The fused-glass process enables Switchables to create a new generation of nightlight covers like none you've ever seen before. Instead of being folded and soldered like traditional Switchables covers, these pieces of glass are fused together with flash heat for more brilliant colors and intricate designs with no metal borders. Bits and strips of glass are bonded to a slightly curved, clear or colored background panel.
You can identify a fused-glass Switchables cover by its "SF" item number. Traditional Switchables start with "SW".
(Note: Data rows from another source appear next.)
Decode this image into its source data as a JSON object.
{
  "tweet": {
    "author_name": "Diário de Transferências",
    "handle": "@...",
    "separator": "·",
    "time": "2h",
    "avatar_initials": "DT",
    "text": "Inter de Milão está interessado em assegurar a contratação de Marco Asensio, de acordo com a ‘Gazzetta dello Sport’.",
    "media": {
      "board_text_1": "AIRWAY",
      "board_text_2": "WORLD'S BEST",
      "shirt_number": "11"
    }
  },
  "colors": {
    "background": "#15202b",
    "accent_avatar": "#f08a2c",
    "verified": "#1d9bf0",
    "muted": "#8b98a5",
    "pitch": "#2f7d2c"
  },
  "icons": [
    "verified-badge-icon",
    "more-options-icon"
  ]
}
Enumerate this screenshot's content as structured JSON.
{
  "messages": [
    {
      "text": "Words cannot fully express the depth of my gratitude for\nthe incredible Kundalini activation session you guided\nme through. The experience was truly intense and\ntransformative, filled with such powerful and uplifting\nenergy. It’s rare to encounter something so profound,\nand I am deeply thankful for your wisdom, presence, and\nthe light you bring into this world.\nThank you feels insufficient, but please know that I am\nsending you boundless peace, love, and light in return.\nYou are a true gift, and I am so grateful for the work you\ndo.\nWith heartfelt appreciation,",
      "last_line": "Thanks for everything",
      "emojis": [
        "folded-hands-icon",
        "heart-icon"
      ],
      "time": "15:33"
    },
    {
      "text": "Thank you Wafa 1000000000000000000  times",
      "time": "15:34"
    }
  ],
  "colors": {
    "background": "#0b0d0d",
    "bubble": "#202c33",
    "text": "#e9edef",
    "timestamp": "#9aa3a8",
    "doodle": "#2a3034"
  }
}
This is not a self-contained night light. Switchables stained glass night light covers are designed to be used with the Switchables Nightlight Fixture (sold separately). Switchables are "switchable" because you can easily swap any one of our covers onto the same simple fixture. You can also use your Switchables cover as a suncatcher, a Christmas ornament, or with any other kind of light source. To display your Switchables cover in a window, add the optional suction cup. Switchables make gift-giving easy: Start your recipient out with a fixture and one or two covers, then buy him or her new covers on future gift-giving occasions.
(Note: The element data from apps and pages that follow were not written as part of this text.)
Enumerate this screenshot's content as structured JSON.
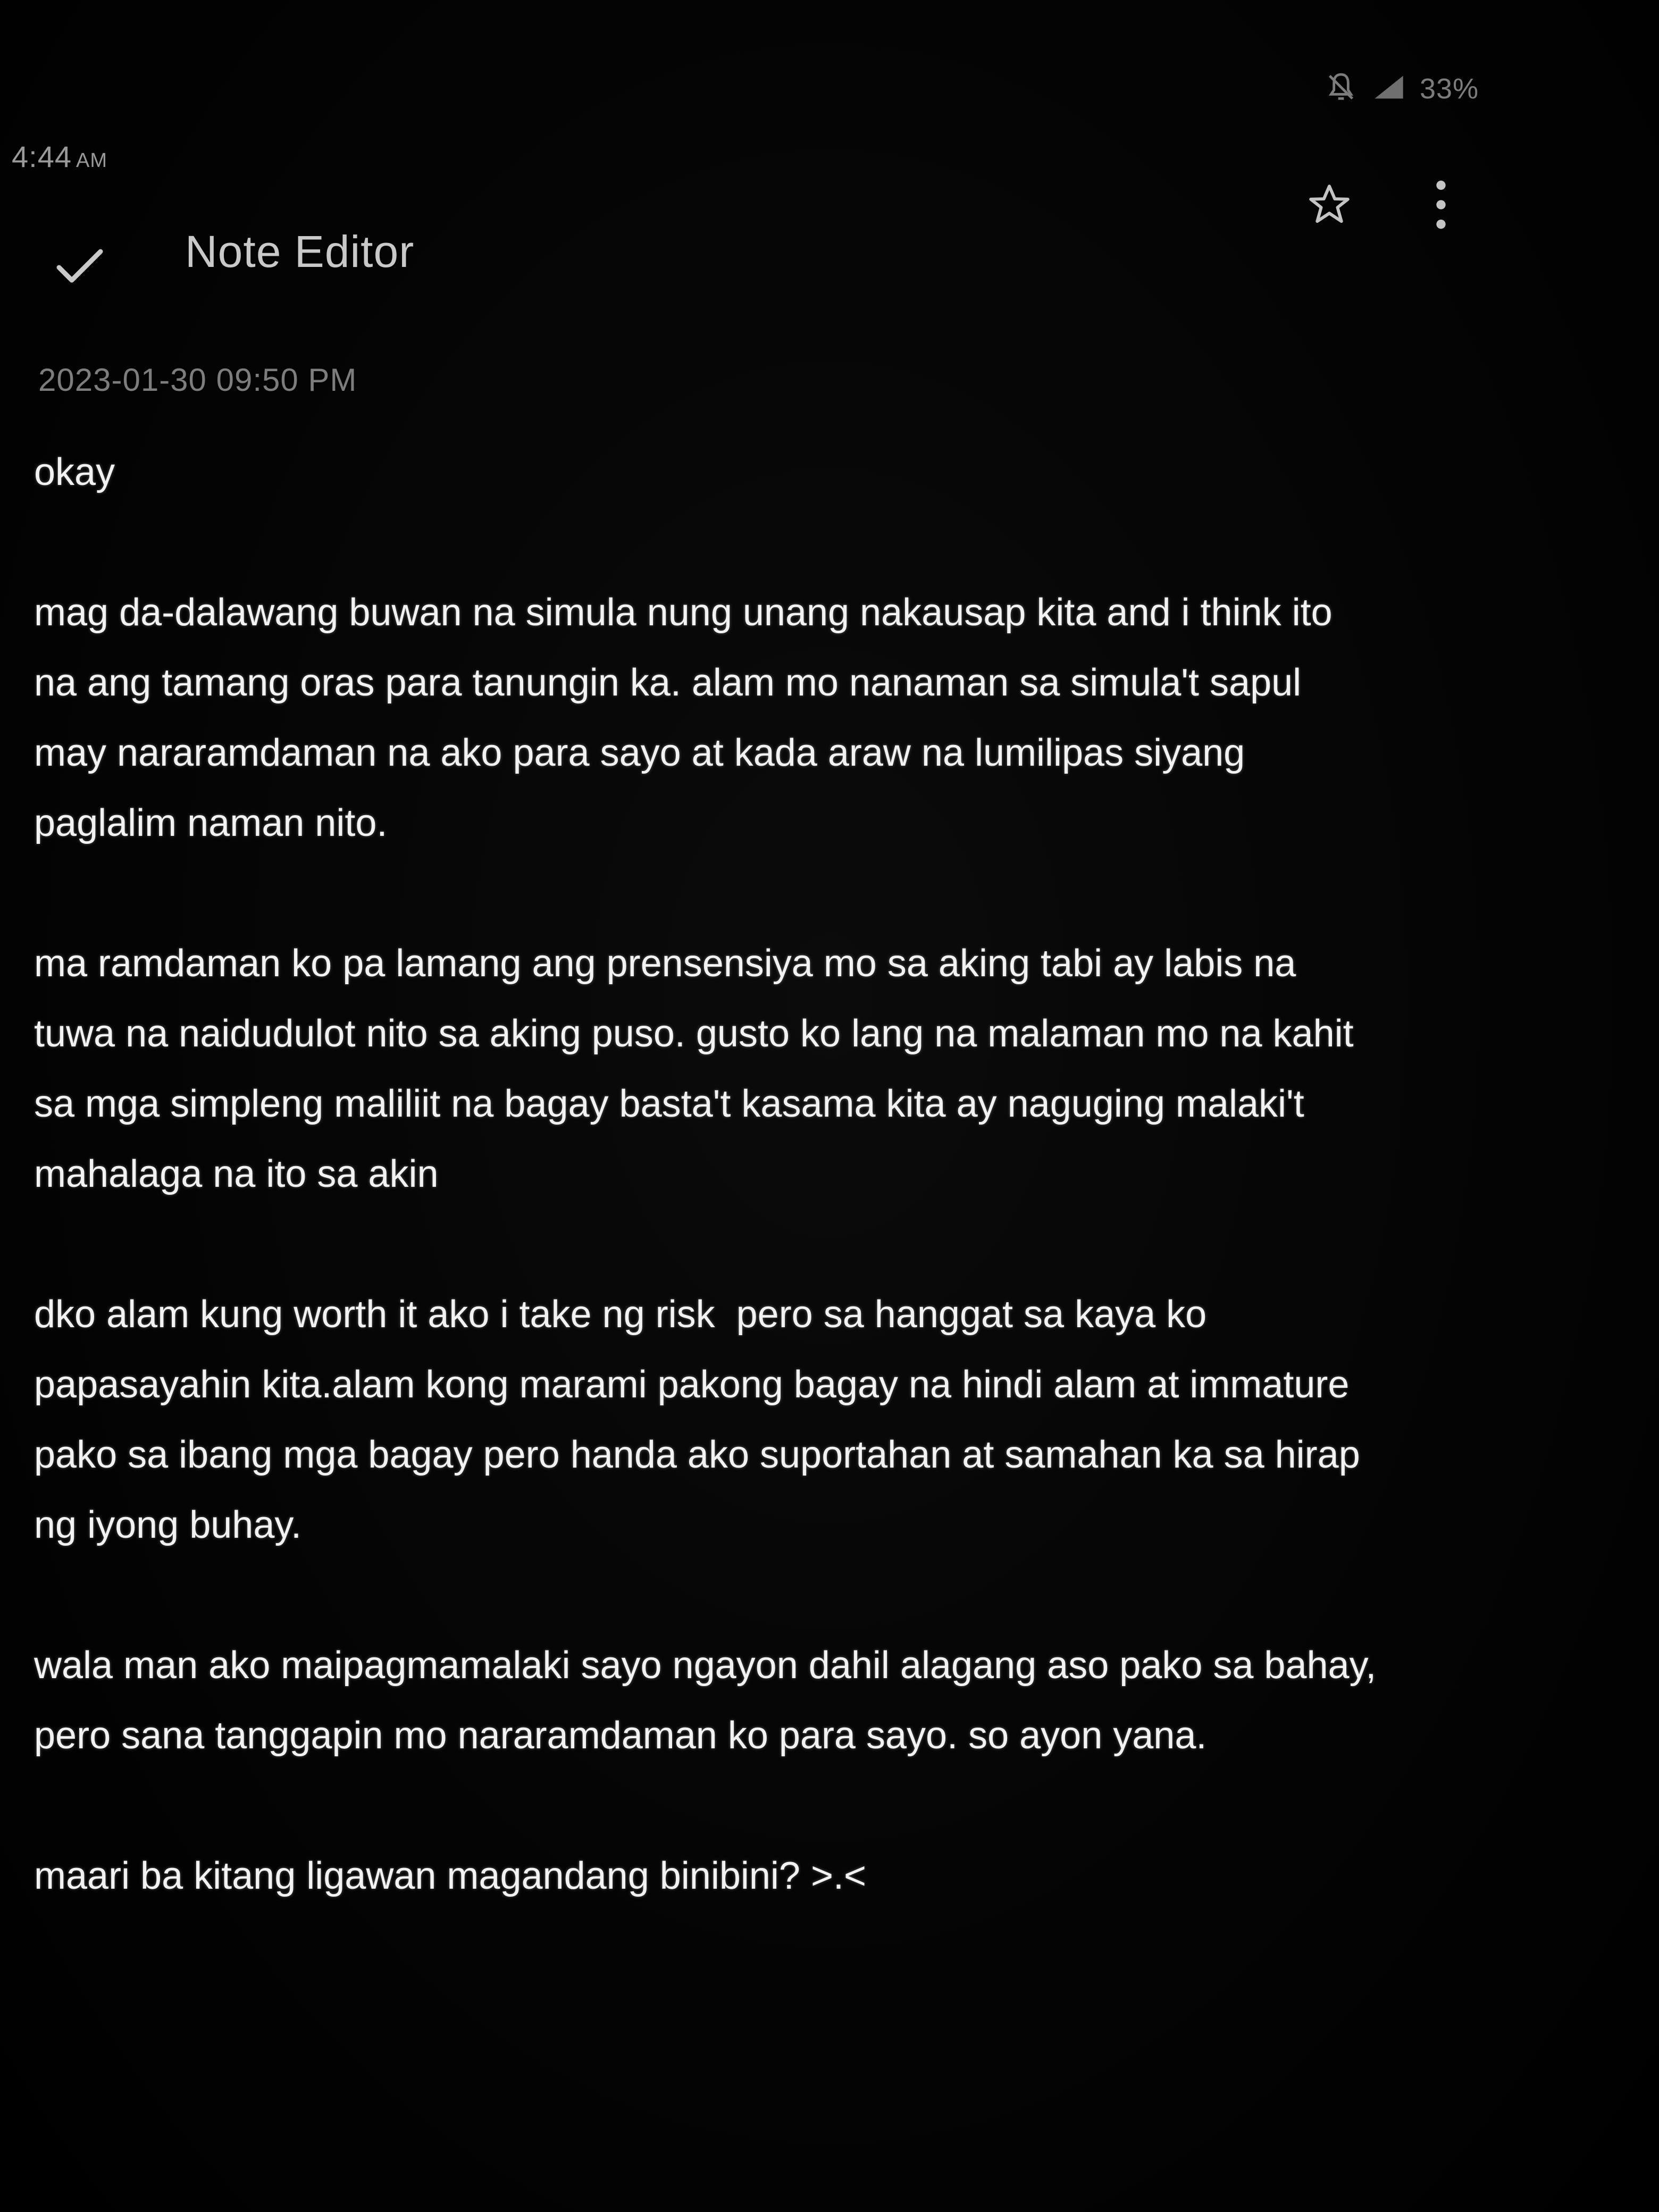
{
  "status_bar": {
    "time": "4:44",
    "ampm": "AM",
    "battery": "33%",
    "icons": [
      "mute-icon",
      "signal-icon"
    ]
  },
  "app_bar": {
    "title": "Note Editor",
    "done_icon": "check-icon",
    "favorite_icon": "star-icon",
    "more_icon": "more-vertical-icon"
  },
  "note": {
    "timestamp": "2023-01-30 09:50 PM",
    "body": "okay\n\nmag da-dalawang buwan na simula nung unang nakausap kita and i think ito\nna ang tamang oras para tanungin ka. alam mo nanaman sa simula't sapul\nmay nararamdaman na ako para sayo at kada araw na lumilipas siyang\npaglalim naman nito.\n\nma ramdaman ko pa lamang ang prensensiya mo sa aking tabi ay labis na\ntuwa na naidudulot nito sa aking puso. gusto ko lang na malaman mo na kahit\nsa mga simpleng maliliit na bagay basta't kasama kita ay naguging malaki't\nmahalaga na ito sa akin\n\ndko alam kung worth it ako i take ng risk  pero sa hanggat sa kaya ko\npapasayahin kita.alam kong marami pakong bagay na hindi alam at immature\npako sa ibang mga bagay pero handa ako suportahan at samahan ka sa hirap\nng iyong buhay.\n\nwala man ako maipagmamalaki sayo ngayon dahil alagang aso pako sa bahay,\npero sana tanggapin mo nararamdaman ko para sayo. so ayon yana.\n\nmaari ba kitang ligawan magandang binibini? >.<"
  },
  "colors": {
    "background": "#000000",
    "title": "#c9c9c9",
    "body_text": "#f2f2f2",
    "timestamp": "#7d7d7d",
    "status": "#7c7c7c"
  }
}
Are you curious...?
"Camper" means different things to different people, ranging from recreational vehicles with all the comforts of home on wheels to camper shells -- simple caps for a pickup truck bed. Travel trailers (or caravans) like the one depicted on our night light cover fall in the middle of the spectrum.
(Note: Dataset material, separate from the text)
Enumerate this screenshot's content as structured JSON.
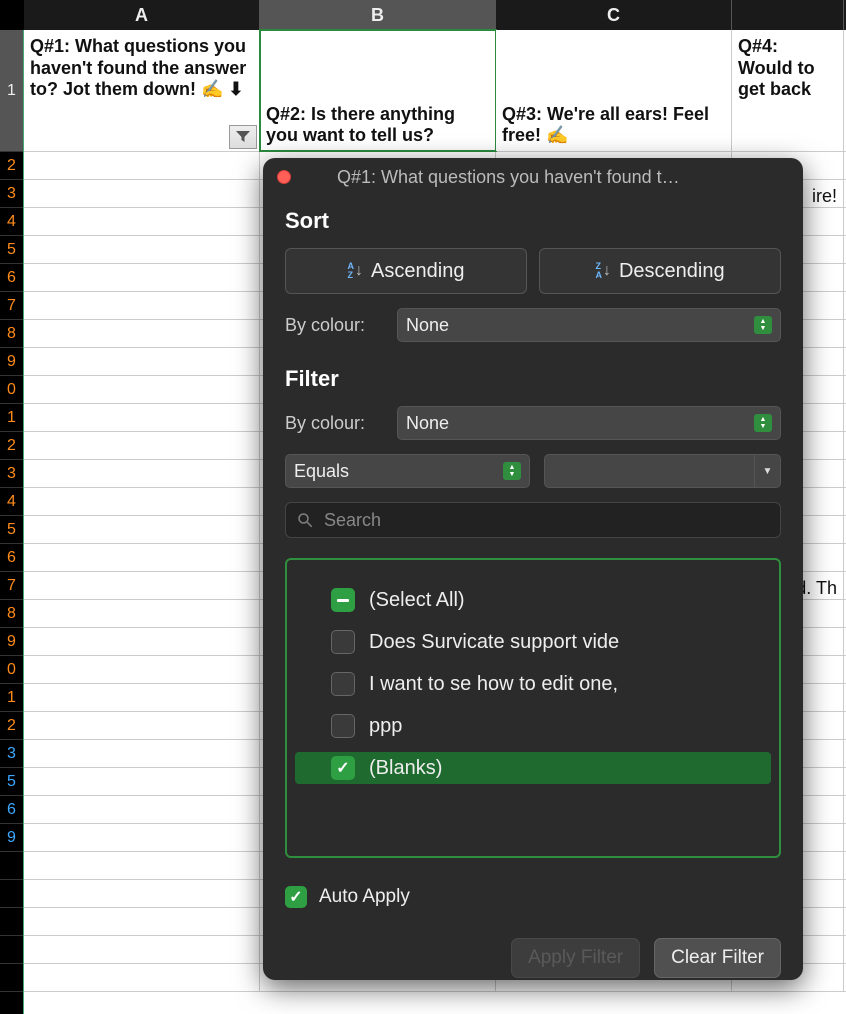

Caravans got their start with Europe's nomadic Gypsies, who are more politely called the Romani people. Over time the Gypsies transformed their basic wagons into portable homes that were more comfortable and secure than their traditional tents. In 1879 Samuel White Baker bought an actual Gypsy caravan and shipped it back to Cyprus, where he took it on tour. In 1880 the Bristol Carriage Company built the first recreational trailer. By 1901 "caravanning" was a mainstream craze. Travel trailers didn't catch on in the US until "tin can tourists" popularized them in the 1920s. Throughout the '30s and '40s campers became larger and more liveable and came to be called "house trailers." By the 1950s they reached their extreme form as the "mobile homes" that we're still familiar with today.